The four inch compacted snow base is a requirement before the trails can be groomed. There is a stipulation in land leases that the trails run on that there be the four inch base to protect the ground that the trails run over from damages that the snowmobile track may cause.
Meetings for the Moonlighters are once a month seasonally from October to April. The Trailblazers meet on an as needed basis. Trail signing, grooming updates, any issues and snowmobile ride events are the major subjects at the meetings. Trying to gain new members to help volunteer effort is very important to both clubs as membership is in decline.
“We are always looking for new members, even if a business would like to become an associate member we are very grateful” Bata stated.
With any recreational activity the issue of safety is always a concern.

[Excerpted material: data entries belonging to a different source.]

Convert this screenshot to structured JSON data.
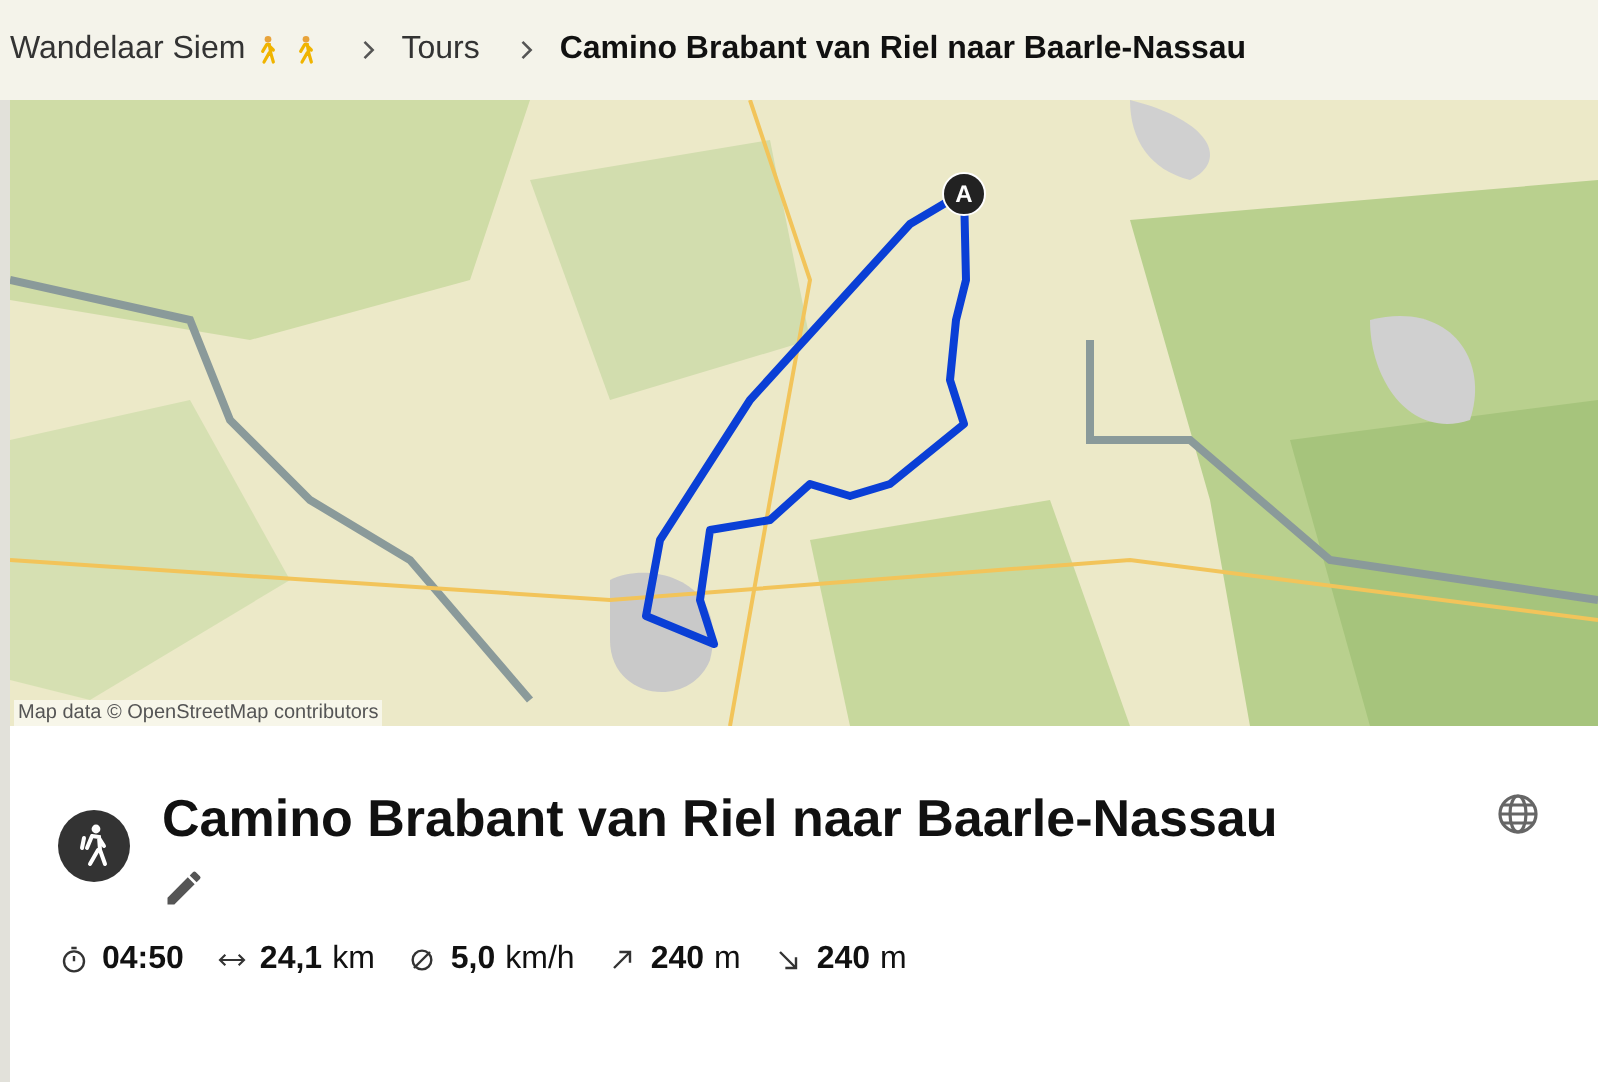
{
  "breadcrumb": [
    {
      "label": "Wandelaar Siem",
      "kind": "user",
      "current": false
    },
    {
      "label": "Tours",
      "kind": "page",
      "current": false
    },
    {
      "label": "Camino Brabant van Riel naar Baarle-Nassau",
      "kind": "page",
      "current": true
    }
  ],
  "map": {
    "kind": "picture",
    "start_marker": "A",
    "attribution": "Map data © OpenStreetMap contributors"
  },
  "tour": {
    "title": "Camino Brabant van Riel naar Baarle-Nassau",
    "stats": [
      {
        "kind": "duration",
        "value": "04:50"
      },
      {
        "kind": "distance",
        "value": "24,1",
        "unit": "km"
      },
      {
        "kind": "speed",
        "value": "5,0",
        "unit": "km/h"
      },
      {
        "kind": "ascent",
        "value": "240",
        "unit": "m"
      },
      {
        "kind": "descent",
        "value": "240",
        "unit": "m"
      }
    ]
  }
}
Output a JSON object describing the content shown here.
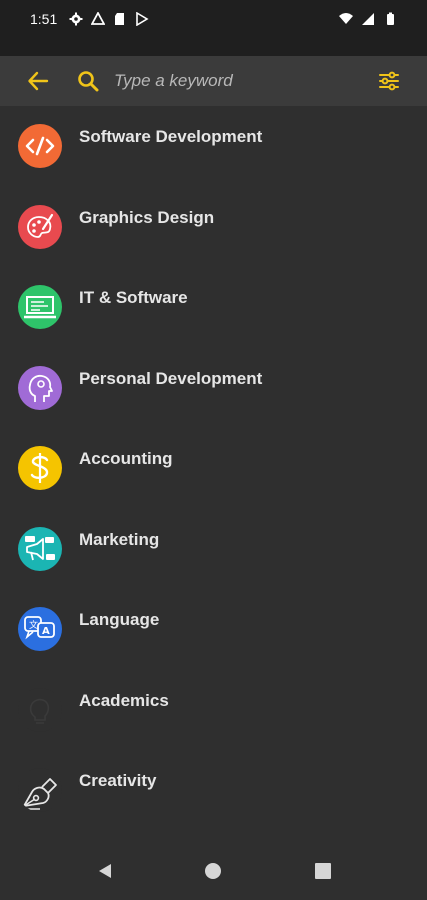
{
  "status_bar": {
    "time": "1:51"
  },
  "search": {
    "placeholder": "Type a keyword"
  },
  "colors": {
    "accent": "#f0c419",
    "background": "#2f2f2f",
    "toolbar": "#3b3b3b"
  },
  "categories": [
    {
      "label": "Software Development",
      "icon": "code-icon",
      "color": "#f26a35"
    },
    {
      "label": "Graphics Design",
      "icon": "palette-icon",
      "color": "#e84a4f"
    },
    {
      "label": "IT & Software",
      "icon": "monitor-icon",
      "color": "#2ec46a"
    },
    {
      "label": "Personal Development",
      "icon": "head-icon",
      "color": "#a06bd6"
    },
    {
      "label": "Accounting",
      "icon": "dollar-icon",
      "color": "#f5c400"
    },
    {
      "label": "Marketing",
      "icon": "megaphone-icon",
      "color": "#1bb5b3"
    },
    {
      "label": "Language",
      "icon": "translate-icon",
      "color": "#2b6fe0"
    },
    {
      "label": "Academics",
      "icon": "bulb-icon",
      "color": "#2f2f2f"
    },
    {
      "label": "Creativity",
      "icon": "pen-nib-icon",
      "color": "#2f2f2f"
    }
  ]
}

Snowmobilers ages 12 and older must possess a Snowmobile Safety Certification or a driver’s license to legally operate on public land, including ditches and state snowmobile trails. It should be noted that Snowmobile ND encourages all snowmobilers to take the Snowmobile Safety Certification even if they do have a driver’s license.
“I would say we definitely have less snow than average so far but have seen other years like this as well. Last year we started grooming trails January 7 and groomed well into March” Bata stated.
Bata explained how large amounts of snow for snowmobiling have substantial positive effects to the local economy.
“Many years our area of the state has the most snow which draws people in from around the state. This helps the local hotels, bars, restaurants, and gas stations” Bata said.
These are statistics gathered on behalf of Snowmobile North Dakota:
• The average snowmobiler spends $4,000 each year on snowmobile related recreation
• ND snowmobilers spend seven nights/year in a lodge or hotel to enjoy the recreation
• ND snowmobilers spend over $800 annually on parts, gear, and apparel
• ND snowmobilers travel costs exceed over $1,200 annually
• The economic impact of snowmobiling in the United States is $26 billion
While those who don’t like the amount of snow the area has received grumble about the recent snowfall, snowmobilers will keep hoping for more snow so that the upcoming snowmobile events will have a great turnout.
The Mount Carmel Moonlighters, as well as the Nekoma Trailblazers are hoping to hold a vintage snowmobile show and ride in early March if the snow forecast allows.
The annual Snowfest Ride, which is a state event with riders coming from all over, will be held in Edinburg on February 21. There are tickets available for cash prizes. If you have questions about this ride contact Corey Balsdon at 701-256-0220.